Dear Ones in Christ Jesus:

O Sabbath rest by Galilee, O calm of hills above, where Jesus knelt to share with thee the silence of eternity, interpreted by love!

This is a small bit of the poetry of John Greenleaf Whittier. You no doubt have heard them before and will note that they are verse 3 of #358 in the United Methodist Hymnal under the title, Dear Lord and Father of Mankind. Whenever I read or hear them, I am reminded of the need for pause, sabbath, rest and vacation. I am glad that I have had some time apart this summer to vacate, rest, pause, play, breathe, pray. I hope that you have as well. It is worth it. I am fully aware that summer vacations don’t suit or fit everyone’s schedule, preference or rhythm. The point is to plan it into your life, whatever time of year works for you. For some of you that may mean taking more and shorter breaks throughout the year. Without stepping away from the regular grind, we in reality become less effective rather than more. We can become dull and find our relationships untended.

While the data appears to be moving in a positive direction, 52% of employed Americans have unused vacation time at the end of the year.

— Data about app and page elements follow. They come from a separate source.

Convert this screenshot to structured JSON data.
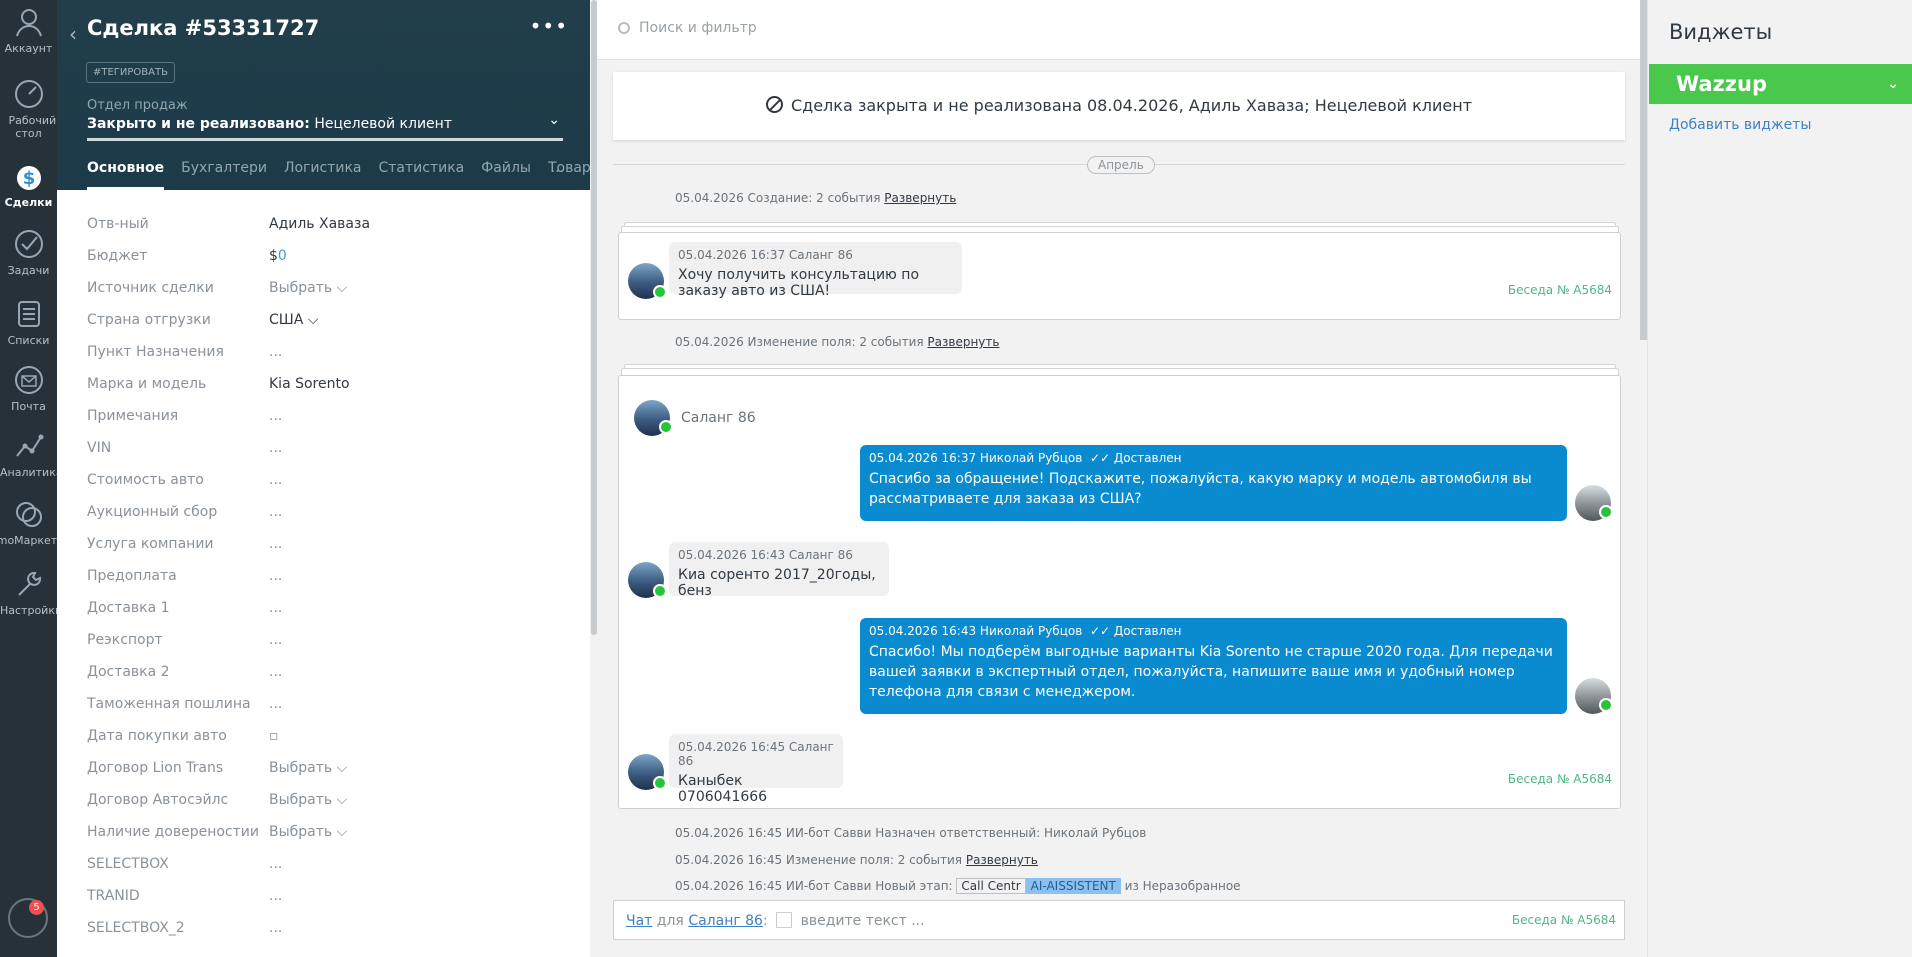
{
  "nav": {
    "items": [
      {
        "label": "Аккаунт",
        "icon": "user-icon"
      },
      {
        "label": "Рабочий стол",
        "icon": "speedometer-icon"
      },
      {
        "label": "Сделки",
        "icon": "dollar-icon"
      },
      {
        "label": "Задачи",
        "icon": "checkmark-icon"
      },
      {
        "label": "Списки",
        "icon": "list-icon"
      },
      {
        "label": "Почта",
        "icon": "mail-icon"
      },
      {
        "label": "Аналитика",
        "icon": "chart-icon"
      },
      {
        "label": "amoМаркет",
        "icon": "market-icon"
      },
      {
        "label": "Настройки",
        "icon": "wrench-icon"
      }
    ],
    "notifications_count": "5"
  },
  "card": {
    "title": "Сделка #53331727",
    "tag_button": "#ТЕГИРОВАТЬ",
    "pipeline_label": "Отдел продаж",
    "status_bold": "Закрыто и не реализовано:",
    "status_reason": " Нецелевой клиент",
    "tabs": [
      "Основное",
      "Бухгалтери",
      "Логистика",
      "Статистика",
      "Файлы",
      "Товары"
    ],
    "tabs_more": "...",
    "fields": [
      {
        "label": "Отв-ный",
        "value": "Адиль Хаваза"
      },
      {
        "label": "Бюджет",
        "value": "$",
        "value_extra": "0"
      },
      {
        "label": "Источник сделки",
        "value": "Выбрать ⌵"
      },
      {
        "label": "Страна отгрузки",
        "value": "США ⌵"
      },
      {
        "label": "Пункт Назначения",
        "value": "..."
      },
      {
        "label": "Марка и модель",
        "value": "Kia Sorento"
      },
      {
        "label": "Примечания",
        "value": "..."
      },
      {
        "label": "VIN",
        "value": "..."
      },
      {
        "label": "Стоимость авто",
        "value": "..."
      },
      {
        "label": "Аукционный сбор",
        "value": "..."
      },
      {
        "label": "Услуга компании",
        "value": "..."
      },
      {
        "label": "Предоплата",
        "value": "..."
      },
      {
        "label": "Доставка 1",
        "value": "..."
      },
      {
        "label": "Реэкспорт",
        "value": "..."
      },
      {
        "label": "Доставка 2",
        "value": "..."
      },
      {
        "label": "Таможенная пошлина",
        "value": "..."
      },
      {
        "label": "Дата покупки авто",
        "value": "▫"
      },
      {
        "label": "Договор Lion Trans",
        "value": "Выбрать ⌵"
      },
      {
        "label": "Договор Автосэйлс",
        "value": "Выбрать ⌵"
      },
      {
        "label": "Наличие довереностии",
        "value": "Выбрать ⌵"
      },
      {
        "label": "SELECTBOX",
        "value": "..."
      },
      {
        "label": "TRANID",
        "value": "..."
      },
      {
        "label": "SELECTBOX_2",
        "value": "..."
      }
    ]
  },
  "feed": {
    "search_placeholder": "Поиск и фильтр",
    "closed_banner": "Сделка закрыта и не реализована 08.04.2026, Адиль Хаваза; Нецелевой клиент",
    "month": "Апрель",
    "sys1": "05.04.2026 Создание: 2 события",
    "expand": "Развернуть",
    "msg1_meta": "05.04.2026 16:37 Саланг 86",
    "msg1_text": "Хочу получить консультацию по заказу авто из США!",
    "conv_label": "Беседа № A5684",
    "sys2": "05.04.2026 Изменение поля: 2 события",
    "contact_name": "Саланг 86",
    "out1_meta": "05.04.2026 16:37 Николай Рубцов",
    "delivered": "✓✓ Доставлен",
    "out1_text": "Спасибо за обращение! Подскажите, пожалуйста, какую марку и модель автомобиля вы рассматриваете для заказа из США?",
    "in2_meta": "05.04.2026 16:43 Саланг 86",
    "in2_text": "Киа соренто 2017_20годы, бенз",
    "out2_meta": "05.04.2026 16:43 Николай Рубцов",
    "out2_text": "Спасибо! Мы подберём выгодные варианты Kia Sorento не старше 2020 года. Для передачи вашей заявки в экспертный отдел, пожалуйста, напишите ваше имя и удобный номер телефона для связи с менеджером.",
    "in3_meta": "05.04.2026 16:45 Саланг 86",
    "in3_text": "Каныбек 0706041666",
    "sys3": "05.04.2026 16:45 ИИ-бот Савви Назначен ответственный: Николай Рубцов",
    "sys4": "05.04.2026 16:45 Изменение поля: 2 события",
    "sys5_prefix": "05.04.2026 16:45 ИИ-бот Савви Новый этап:",
    "stage_from": "Call Centr",
    "stage_to": "AI-AISSISTENT",
    "sys5_suffix": "из Неразобранное",
    "chat_link": "Чат",
    "chat_for": "для",
    "chat_contact": "Саланг 86",
    "chat_placeholder": "введите текст ..."
  },
  "widgets": {
    "title": "Виджеты",
    "wazzup": "Wazzup",
    "add": "Добавить виджеты"
  }
}
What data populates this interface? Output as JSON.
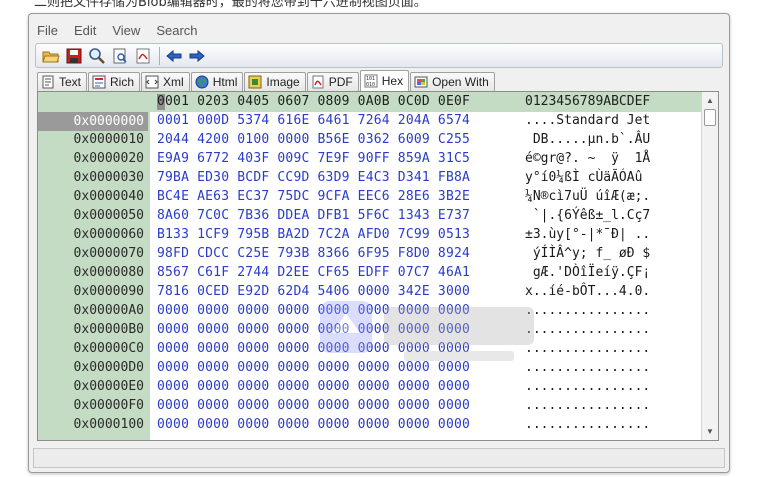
{
  "top_caption": "二则把文件存储为Blob编辑器时，最的将您带到十六进制视图页面。",
  "menu": [
    "File",
    "Edit",
    "View",
    "Search"
  ],
  "toolbar_icons": [
    "open-folder-icon",
    "save-icon",
    "search-icon",
    "print-preview-icon",
    "pdf-export-icon",
    "back-arrow-icon",
    "forward-arrow-icon"
  ],
  "tabs": [
    {
      "label": "Text",
      "icon": "text-icon",
      "active": false
    },
    {
      "label": "Rich",
      "icon": "rich-text-icon",
      "active": false
    },
    {
      "label": "Xml",
      "icon": "xml-icon",
      "active": false
    },
    {
      "label": "Html",
      "icon": "html-globe-icon",
      "active": false
    },
    {
      "label": "Image",
      "icon": "image-icon",
      "active": false
    },
    {
      "label": "PDF",
      "icon": "pdf-icon",
      "active": false
    },
    {
      "label": "Hex",
      "icon": "hex-icon",
      "active": true
    },
    {
      "label": "Open With",
      "icon": "open-with-icon",
      "active": false
    }
  ],
  "hex": {
    "header_hex": "0001 0203 0405 0607 0809 0A0B 0C0D 0E0F",
    "header_ascii": "0123456789ABCDEF",
    "rows": [
      {
        "addr": "0x0000000",
        "hex": "0001 000D 5374 616E 6461 7264 204A 6574",
        "ascii": "....Standard Jet"
      },
      {
        "addr": "0x0000010",
        "hex": "2044 4200 0100 0000 B56E 0362 6009 C255",
        "ascii": " DB.....µn.b`.ÂU"
      },
      {
        "addr": "0x0000020",
        "hex": "E9A9 6772 403F 009C 7E9F 90FF 859A 31C5",
        "ascii": "é©gr@?. ~  ÿ  1Å"
      },
      {
        "addr": "0x0000030",
        "hex": "79BA ED30 BCDF CC9D 63D9 E4C3 D341 FB8A",
        "ascii": "y°í0¼ßÌ cÙäÃÓAû"
      },
      {
        "addr": "0x0000040",
        "hex": "BC4E AE63 EC37 75DC 9CFA EEC6 28E6 3B2E",
        "ascii": "¼N®cì7uÜ úîÆ(æ;."
      },
      {
        "addr": "0x0000050",
        "hex": "8A60 7C0C 7B36 DDEA DFB1 5F6C 1343 E737",
        "ascii": " `|.{6Ýêß±_l.Cç7"
      },
      {
        "addr": "0x0000060",
        "hex": "B133 1CF9 795B BA2D 7C2A AFD0 7C99 0513",
        "ascii": "±3.ùy[°-|*¯Ð| .."
      },
      {
        "addr": "0x0000070",
        "hex": "98FD CDCC C25E 793B 8366 6F95 F8D0 8924",
        "ascii": " ýÍÌÂ^y; f_ øÐ $"
      },
      {
        "addr": "0x0000080",
        "hex": "8567 C61F 2744 D2EE CF65 EDFF 07C7 46A1",
        "ascii": " gÆ.'DÒîÏeíÿ.ÇF¡"
      },
      {
        "addr": "0x0000090",
        "hex": "7816 0CED E92D 62D4 5406 0000 342E 3000",
        "ascii": "x..íé-bÔT...4.0."
      },
      {
        "addr": "0x00000A0",
        "hex": "0000 0000 0000 0000 0000 0000 0000 0000",
        "ascii": "................"
      },
      {
        "addr": "0x00000B0",
        "hex": "0000 0000 0000 0000 0000 0000 0000 0000",
        "ascii": "................"
      },
      {
        "addr": "0x00000C0",
        "hex": "0000 0000 0000 0000 0000 0000 0000 0000",
        "ascii": "................"
      },
      {
        "addr": "0x00000D0",
        "hex": "0000 0000 0000 0000 0000 0000 0000 0000",
        "ascii": "................"
      },
      {
        "addr": "0x00000E0",
        "hex": "0000 0000 0000 0000 0000 0000 0000 0000",
        "ascii": "................"
      },
      {
        "addr": "0x00000F0",
        "hex": "0000 0000 0000 0000 0000 0000 0000 0000",
        "ascii": "................"
      },
      {
        "addr": "0x0000100",
        "hex": "0000 0000 0000 0000 0000 0000 0000 0000",
        "ascii": "................"
      }
    ]
  },
  "colors": {
    "hex_text": "#2a3cc8",
    "gutter": "#c4dcc4",
    "selected_addr": "#9a9a9a"
  }
}
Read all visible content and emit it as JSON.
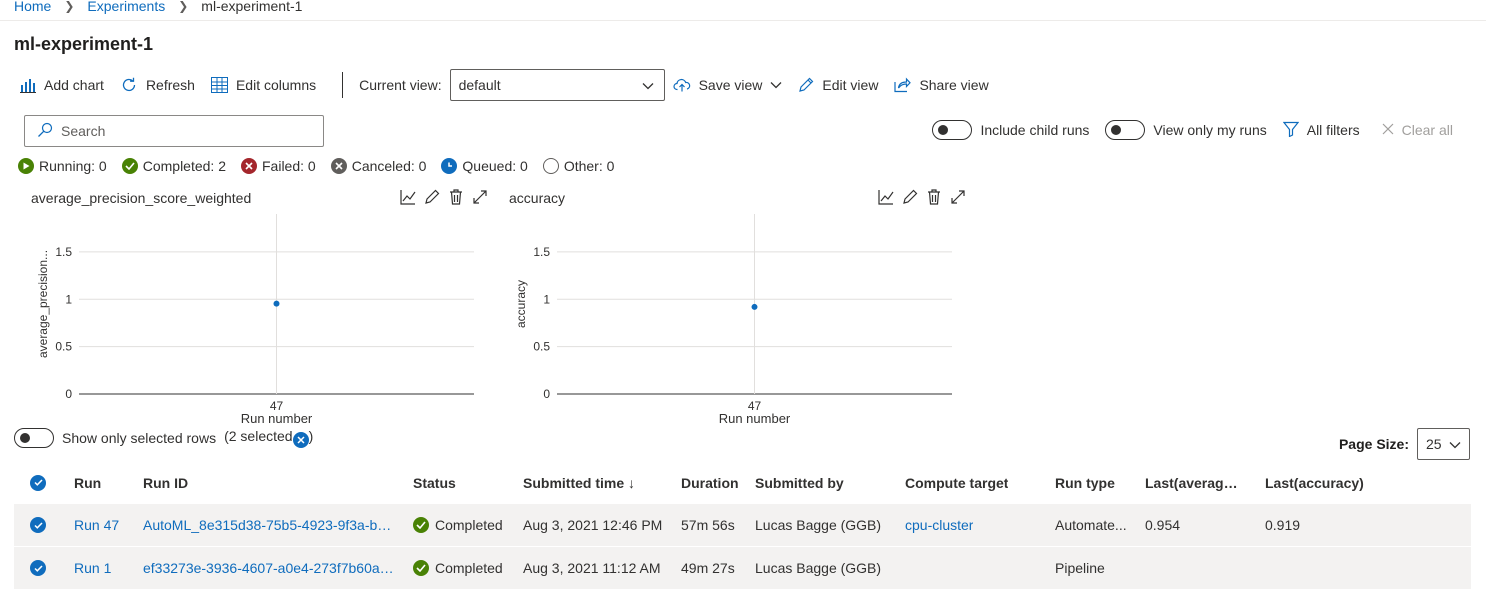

Please note this appears to be down by 2%, which is a good sign. My hunch, after many years of experience and observation, is that many of us who work in the church as our employment are often big offenders. That is, we don’t have as fruitful a rhythm as may be optimum to healthiness of body, mind and spirit. If this is not true for the many, I confess it has been true for me more often than not. I assure you that while I am not going to wallow in guilt and shame, it is nothing I look back upon with pride and satisfaction. I cannot recover missed opportunities. There are no re-do’s. There is only the next time. Thanks be to God.

I close by encouraging you to take a read of a book by Walter Brueggemann entitled, Sabbath As Resistance, Saying No to the Culture of Now. In this short volume the author makes a strong and credible biblical and theological case for “lulls in the rhythm of doing to tend to being.”

Finally, pray the verse below (also by Whittier):

Drop thy still dews of quietness, till all our strivings cease; take from our souls the strain and stress, and let our ordered lives confess the beauty of thy peace.

Let’s seek this peace together. I am as always,

Your servant in Christ Jesus,

+Gregory Vaughn Palmer